Courtesy photo

The District of Columbia released revisions of the newly enacted legislation that temporarily prevented landlords from amassing housing costs.

On May 5, an initial foreclosure moratorium was put in place, and the revised Coronavirus Omnibus Emergency Amendment Act enacted on May 13 offered a pause on monthly payments for commercial and resident property owners and tenants alike, with available deferment plans and forbearance options, with a minimum of one year repayment.

“It allows for folks to request a forbearance or a deferment, so to speak, of making those payments to a later date. And it also means that you won’t be charged penalties or late fees during this time period if you have the forbearance,” said Deborah Cuevas Hill, senior staff attorney for tenant advocacy and support practice at Legal Counsel for the Elderly (LCE).

The signed bill is retroactive to the city’s public health emergency, instructing that no convictions be filed on behalf of landlords from March 11 until 60 days after the state emergency is lifted.

“What we found is rent increases can really have a huge impact on seniors because they already have a limited income to begin with,” said Daniel Palchick, another LCE senior staff attorney for tenant advocacy and support practice. “So the fact that there is a rent freeze, while it doesn’t single them out, it does create that extra layer of protection.”

Provision guidelines permit eligible residents to request a 90-day period of deferment on principal and interest payments, while additionally expanding the network of landlords who qualify to provide payment arrangements to tenants, nondiscriminatory towards the number of properties owned.

“It does help everyone across the board because it’s a moratorium on anyone who is living in their home, and can’t be foreclosed on during this time period covered by the legislation, regardless of when you fell behind,” Hill said. “What it does is further having folks be able to stay in their home and stay safe and not have to conduct business during the pandemic.”

District courts have suspended all hearings, announcing the date of reopening slated for June 19. LCE attorneys highly advise District residents to continue to pay their contracted lease or mortgages to the best of their ability granite circumstance, to avoid potential eviction orders post the bills’ grace periods.

“I want to make this clear: rent is still due,” Palchick said. “So, there’s not a right to not pay your rent. It’s still an obligation to make that payment. But if you’re suffering some type of hardship, and it is difficult for you to pay your rent, then you do have this right to a payment plan.”

The LCE encourages District residents, particularly those 60 and older, to immediately report any violations, such as refusal of a payment plan, by their current landlord.

“You can file a tenant complaint with the rent administration. There is some power that the tenants possess,” Palchick said.

The D.C. Council is set to hold another legislative meeting on June 9, which could potentially further opportunities for greater advocacy and protections proposed to remedy the virus-induced housing crisis.
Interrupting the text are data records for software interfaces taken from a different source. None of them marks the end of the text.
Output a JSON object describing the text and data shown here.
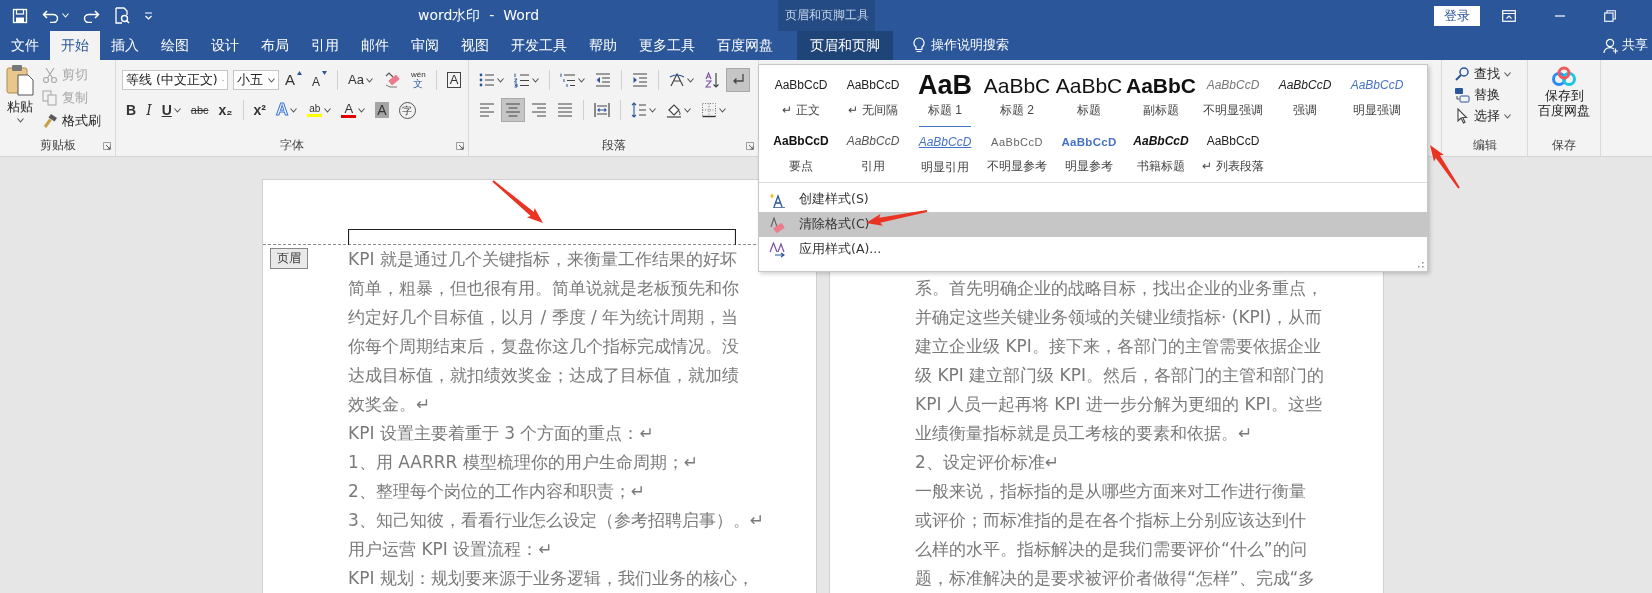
{
  "title_bar": {
    "title": "word水印  -  Word",
    "context_title": "页眉和页脚工具",
    "sign_in": "登录"
  },
  "tabs": [
    {
      "label": "文件",
      "selected": false,
      "kind": "normal"
    },
    {
      "label": "开始",
      "selected": true,
      "kind": "normal"
    },
    {
      "label": "插入",
      "selected": false,
      "kind": "normal"
    },
    {
      "label": "绘图",
      "selected": false,
      "kind": "normal"
    },
    {
      "label": "设计",
      "selected": false,
      "kind": "normal"
    },
    {
      "label": "布局",
      "selected": false,
      "kind": "normal"
    },
    {
      "label": "引用",
      "selected": false,
      "kind": "normal"
    },
    {
      "label": "邮件",
      "selected": false,
      "kind": "normal"
    },
    {
      "label": "审阅",
      "selected": false,
      "kind": "normal"
    },
    {
      "label": "视图",
      "selected": false,
      "kind": "normal"
    },
    {
      "label": "开发工具",
      "selected": false,
      "kind": "normal"
    },
    {
      "label": "帮助",
      "selected": false,
      "kind": "normal"
    },
    {
      "label": "更多工具",
      "selected": false,
      "kind": "normal"
    },
    {
      "label": "百度网盘",
      "selected": false,
      "kind": "normal"
    },
    {
      "label": "页眉和页脚",
      "selected": false,
      "kind": "contextual"
    }
  ],
  "tell_me": "操作说明搜索",
  "share": "共享",
  "clipboard": {
    "paste": "粘贴",
    "group_label": "剪贴板",
    "items": [
      {
        "label": "剪切",
        "kind": "cut",
        "disabled": true
      },
      {
        "label": "复制",
        "kind": "copy",
        "disabled": true
      },
      {
        "label": "格式刷",
        "kind": "painter",
        "disabled": false
      }
    ]
  },
  "font": {
    "name": "等线 (中文正文)",
    "size": "小五",
    "group_label": "字体",
    "row1": [
      {
        "kind": "grow",
        "glyph": "A",
        "caret": false
      },
      {
        "kind": "shrink",
        "glyph": "A",
        "caret": false
      },
      {
        "kind": "case",
        "glyph": "Aa",
        "caret": true
      },
      {
        "kind": "clear-format",
        "caret": false
      },
      {
        "kind": "phonetic",
        "glyph": "wén",
        "sub": "文",
        "caret": false
      },
      {
        "kind": "border",
        "glyph": "A",
        "caret": false
      }
    ],
    "row2": [
      {
        "kind": "bold",
        "glyph": "B",
        "caret": false
      },
      {
        "kind": "italic",
        "glyph": "I",
        "caret": false
      },
      {
        "kind": "underline",
        "glyph": "U",
        "caret": true
      },
      {
        "kind": "strike",
        "glyph": "abc",
        "caret": false
      },
      {
        "kind": "subscript",
        "glyph": "x₂",
        "caret": false
      },
      {
        "kind": "superscript",
        "glyph": "x²",
        "caret": false
      },
      {
        "kind": "effects",
        "glyph": "A",
        "caret": true
      },
      {
        "kind": "highlight",
        "glyph": "ab",
        "caret": true
      },
      {
        "kind": "font-color",
        "glyph": "A",
        "caret": true
      },
      {
        "kind": "shading",
        "glyph": "A",
        "caret": false
      },
      {
        "kind": "enclose",
        "glyph": "字",
        "caret": false
      }
    ]
  },
  "paragraph": {
    "group_label": "段落",
    "row1": [
      {
        "kind": "bullets",
        "caret": true,
        "selected": false
      },
      {
        "kind": "numbering",
        "caret": true,
        "selected": false
      },
      {
        "kind": "multilevel",
        "caret": true,
        "selected": false
      },
      {
        "kind": "outdent",
        "caret": false,
        "selected": false
      },
      {
        "kind": "indent",
        "caret": false,
        "selected": false
      },
      {
        "kind": "asian-layout",
        "caret": true,
        "selected": false
      },
      {
        "kind": "sort",
        "caret": false,
        "selected": false
      },
      {
        "kind": "marks",
        "caret": false,
        "selected": true
      }
    ],
    "row2": [
      {
        "kind": "align-left",
        "caret": false,
        "selected": false
      },
      {
        "kind": "align-center",
        "caret": false,
        "selected": true
      },
      {
        "kind": "align-right",
        "caret": false,
        "selected": false
      },
      {
        "kind": "justify",
        "caret": false,
        "selected": false
      },
      {
        "kind": "distribute",
        "caret": false,
        "selected": false
      },
      {
        "kind": "line-spacing",
        "caret": true,
        "selected": false
      },
      {
        "kind": "fill",
        "caret": true,
        "selected": false
      },
      {
        "kind": "borders",
        "caret": true,
        "selected": false
      }
    ]
  },
  "editing": {
    "group_label": "编辑",
    "items": [
      {
        "label": "查找",
        "kind": "find",
        "caret": true
      },
      {
        "label": "替换",
        "kind": "replace",
        "caret": false
      },
      {
        "label": "选择",
        "kind": "select",
        "caret": true
      }
    ]
  },
  "save": {
    "group_label": "保存",
    "label_lines": [
      "保存到",
      "百度网盘"
    ]
  },
  "styles_menu": {
    "styles": [
      {
        "preview": "AaBbCcD",
        "label": "↵ 正文",
        "kind": "normal"
      },
      {
        "preview": "AaBbCcD",
        "label": "↵ 无间隔",
        "kind": "normal"
      },
      {
        "preview": "AaB",
        "label": "标题 1",
        "kind": "heading1"
      },
      {
        "preview": "AaBbC",
        "label": "标题 2",
        "kind": "heading2"
      },
      {
        "preview": "AaBbC",
        "label": "标题",
        "kind": "title"
      },
      {
        "preview": "AaBbC",
        "label": "副标题",
        "kind": "subtitle"
      },
      {
        "preview": "AaBbCcD",
        "label": "不明显强调",
        "kind": "subtle-emphasis"
      },
      {
        "preview": "AaBbCcD",
        "label": "强调",
        "kind": "emphasis"
      },
      {
        "preview": "AaBbCcD",
        "label": "明显强调",
        "kind": "intense-emphasis"
      },
      {
        "preview": "AaBbCcD",
        "label": "要点",
        "kind": "strong"
      },
      {
        "preview": "AaBbCcD",
        "label": "引用",
        "kind": "quote"
      },
      {
        "preview": "AaBbCcD",
        "label": "明显引用",
        "kind": "intense-quote"
      },
      {
        "preview": "AaBbCcD",
        "label": "不明显参考",
        "kind": "subtle-reference"
      },
      {
        "preview": "AaBbCcD",
        "label": "明显参考",
        "kind": "intense-reference"
      },
      {
        "preview": "AaBbCcD",
        "label": "书籍标题",
        "kind": "book-title"
      },
      {
        "preview": "AaBbCcD",
        "label": "↵ 列表段落",
        "kind": "normal"
      }
    ],
    "commands": [
      {
        "label": "创建样式(S)",
        "kind": "create",
        "selected": false
      },
      {
        "label": "清除格式(C)",
        "kind": "clear",
        "selected": true
      },
      {
        "label": "应用样式(A)...",
        "kind": "apply",
        "selected": false
      }
    ]
  },
  "pages": [
    {
      "header_tag": "页眉",
      "paragraphs": [
        [
          "KPI  就是通过几个关键指标，来衡量工作结果的好坏",
          "简单，粗暴，但也很有用。简单说就是老板预先和你",
          "约定好几个目标值，以月 / 季度 / 年为统计周期，当",
          "你每个周期结束后，复盘你这几个指标完成情况。没",
          "达成目标值，就扣绩效奖金；达成了目标值，就加绩",
          "效奖金。↵"
        ],
        [
          "KPI 设置主要着重于 3 个方面的重点：↵"
        ],
        [
          "1、用 AARRR 模型梳理你的用户生命周期；↵"
        ],
        [
          "2、整理每个岗位的工作内容和职责；↵"
        ],
        [
          "3、知己知彼，看看行业怎么设定（参考招聘启事）。↵"
        ],
        [
          "用户运营 KPI 设置流程：↵"
        ],
        [
          "KPI 规划：规划要来源于业务逻辑，我们业务的核心，"
        ]
      ]
    },
    {
      "paragraphs": [
        [
          "系。首先明确企业的战略目标，找出企业的业务重点，",
          "并确定这些关键业务领域的关键业绩指标· (KPI)，从而",
          "建立企业级 KPI。接下来，各部门的主管需要依据企业",
          "级 KPI 建立部门级 KPI。然后，各部门的主管和部门的",
          "KPI 人员一起再将 KPI 进一步分解为更细的 KPI。这些",
          "业绩衡量指标就是员工考核的要素和依据。↵"
        ],
        [
          "2、设定评价标准↵"
        ],
        [
          "一般来说，指标指的是从哪些方面来对工作进行衡量",
          "或评价；而标准指的是在各个指标上分别应该达到什",
          "么样的水平。指标解决的是我们需要评价“什么”的问",
          "题，标准解决的是要求被评价者做得“怎样”、完成“多"
        ]
      ]
    }
  ]
}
“If other legislation is needed at that time, there is an opportunity for advocacy,” Hill said. “LCE and other legal aid of D.C. advocated strongly for this moratorium, and we’re happy to see it in place and that folks can be rest assured that during this time period they can’t be evicted, and their homes can’t be foreclosed on.”

Did you like this story?
Would you like to receive articles like this in your inbox? Free!

WI Guest Author

This correspondent is a guest contributor to The Washington Informer.

Leave a comment

Your email address will not be published. Required fields are marked *